[Task goal]:
Repeat every entry word for word. Images do not belong in the copy.
▼
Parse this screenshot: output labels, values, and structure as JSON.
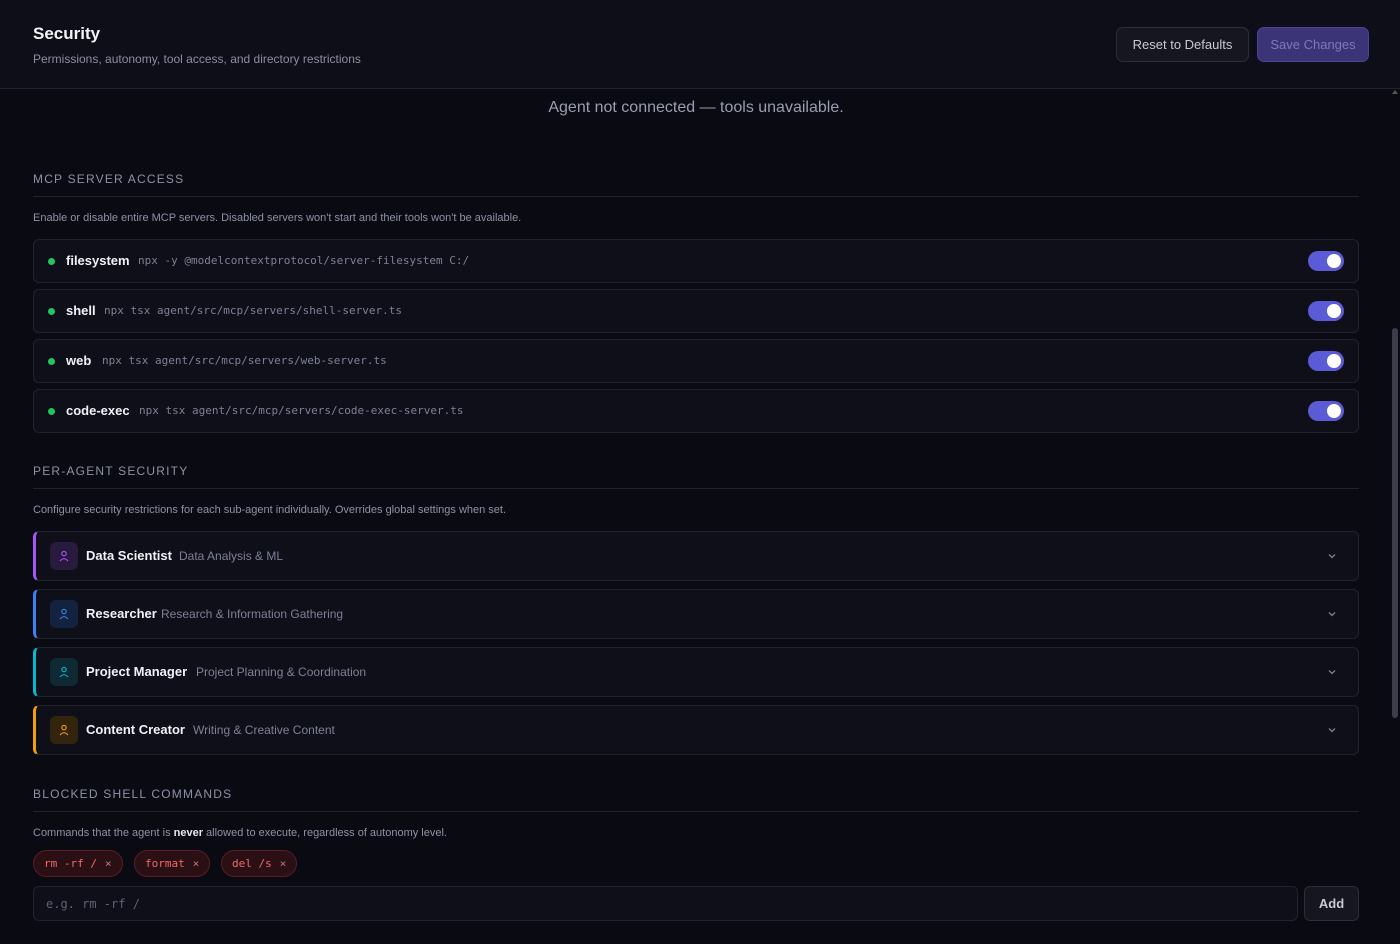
{
  "header": {
    "title": "Security",
    "subtitle": "Permissions, autonomy, tool access, and directory restrictions",
    "reset_label": "Reset to Defaults",
    "save_label": "Save Changes"
  },
  "notice": "Agent not connected — tools unavailable.",
  "mcp": {
    "title": "MCP SERVER ACCESS",
    "description": "Enable or disable entire MCP servers. Disabled servers won't start and their tools won't be available.",
    "servers": [
      {
        "name": "filesystem",
        "command": "npx -y @modelcontextprotocol/server-filesystem C:/",
        "enabled": true,
        "status_color": "#22c55e"
      },
      {
        "name": "shell",
        "command": "npx tsx agent/src/mcp/servers/shell-server.ts",
        "enabled": true,
        "status_color": "#22c55e"
      },
      {
        "name": "web",
        "command": "npx tsx agent/src/mcp/servers/web-server.ts",
        "enabled": true,
        "status_color": "#22c55e"
      },
      {
        "name": "code-exec",
        "command": "npx tsx agent/src/mcp/servers/code-exec-server.ts",
        "enabled": true,
        "status_color": "#22c55e"
      }
    ]
  },
  "agents": {
    "title": "PER-AGENT SECURITY",
    "description": "Configure security restrictions for each sub-agent individually. Overrides global settings when set.",
    "items": [
      {
        "name": "Data Scientist",
        "role": "Data Analysis & ML",
        "color": "#a855f7",
        "icon": "user-icon"
      },
      {
        "name": "Researcher",
        "role": "Research & Information Gathering",
        "color": "#3b82f6",
        "icon": "user-icon"
      },
      {
        "name": "Project Manager",
        "role": "Project Planning & Coordination",
        "color": "#06b6d4",
        "icon": "user-icon"
      },
      {
        "name": "Content Creator",
        "role": "Writing & Creative Content",
        "color": "#f59e0b",
        "icon": "user-icon"
      }
    ]
  },
  "blocked": {
    "title": "BLOCKED SHELL COMMANDS",
    "desc_prefix": "Commands that the agent is ",
    "desc_emphasis": "never",
    "desc_suffix": " allowed to execute, regardless of autonomy level.",
    "commands": [
      "rm -rf /",
      "format",
      "del /s"
    ],
    "input_placeholder": "e.g. rm -rf /",
    "input_value": "",
    "add_label": "Add"
  },
  "colors": {
    "accent": "#5b5bd6",
    "status_green": "#22c55e",
    "danger": "#f06a6a"
  }
}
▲
[Result below]:
Parse this screenshot: output labels, values, and structure as JSON.
{
  "header": {
    "title": "Security",
    "subtitle": "Permissions, autonomy, tool access, and directory restrictions",
    "reset_label": "Reset to Defaults",
    "save_label": "Save Changes"
  },
  "notice": "Agent not connected — tools unavailable.",
  "mcp": {
    "title": "MCP SERVER ACCESS",
    "description": "Enable or disable entire MCP servers. Disabled servers won't start and their tools won't be available.",
    "servers": [
      {
        "name": "filesystem",
        "command": "npx -y @modelcontextprotocol/server-filesystem C:/",
        "enabled": true,
        "status_color": "#22c55e"
      },
      {
        "name": "shell",
        "command": "npx tsx agent/src/mcp/servers/shell-server.ts",
        "enabled": true,
        "status_color": "#22c55e"
      },
      {
        "name": "web",
        "command": "npx tsx agent/src/mcp/servers/web-server.ts",
        "enabled": true,
        "status_color": "#22c55e"
      },
      {
        "name": "code-exec",
        "command": "npx tsx agent/src/mcp/servers/code-exec-server.ts",
        "enabled": true,
        "status_color": "#22c55e"
      }
    ]
  },
  "agents": {
    "title": "PER-AGENT SECURITY",
    "description": "Configure security restrictions for each sub-agent individually. Overrides global settings when set.",
    "items": [
      {
        "name": "Data Scientist",
        "role": "Data Analysis & ML",
        "color": "#a855f7",
        "icon": "user-icon"
      },
      {
        "name": "Researcher",
        "role": "Research & Information Gathering",
        "color": "#3b82f6",
        "icon": "user-icon"
      },
      {
        "name": "Project Manager",
        "role": "Project Planning & Coordination",
        "color": "#06b6d4",
        "icon": "user-icon"
      },
      {
        "name": "Content Creator",
        "role": "Writing & Creative Content",
        "color": "#f59e0b",
        "icon": "user-icon"
      }
    ]
  },
  "blocked": {
    "title": "BLOCKED SHELL COMMANDS",
    "desc_prefix": "Commands that the agent is ",
    "desc_emphasis": "never",
    "desc_suffix": " allowed to execute, regardless of autonomy level.",
    "commands": [
      "rm -rf /",
      "format",
      "del /s"
    ],
    "input_placeholder": "e.g. rm -rf /",
    "input_value": "",
    "add_label": "Add"
  },
  "colors": {
    "accent": "#5b5bd6",
    "status_green": "#22c55e",
    "danger": "#f06a6a"
  }
}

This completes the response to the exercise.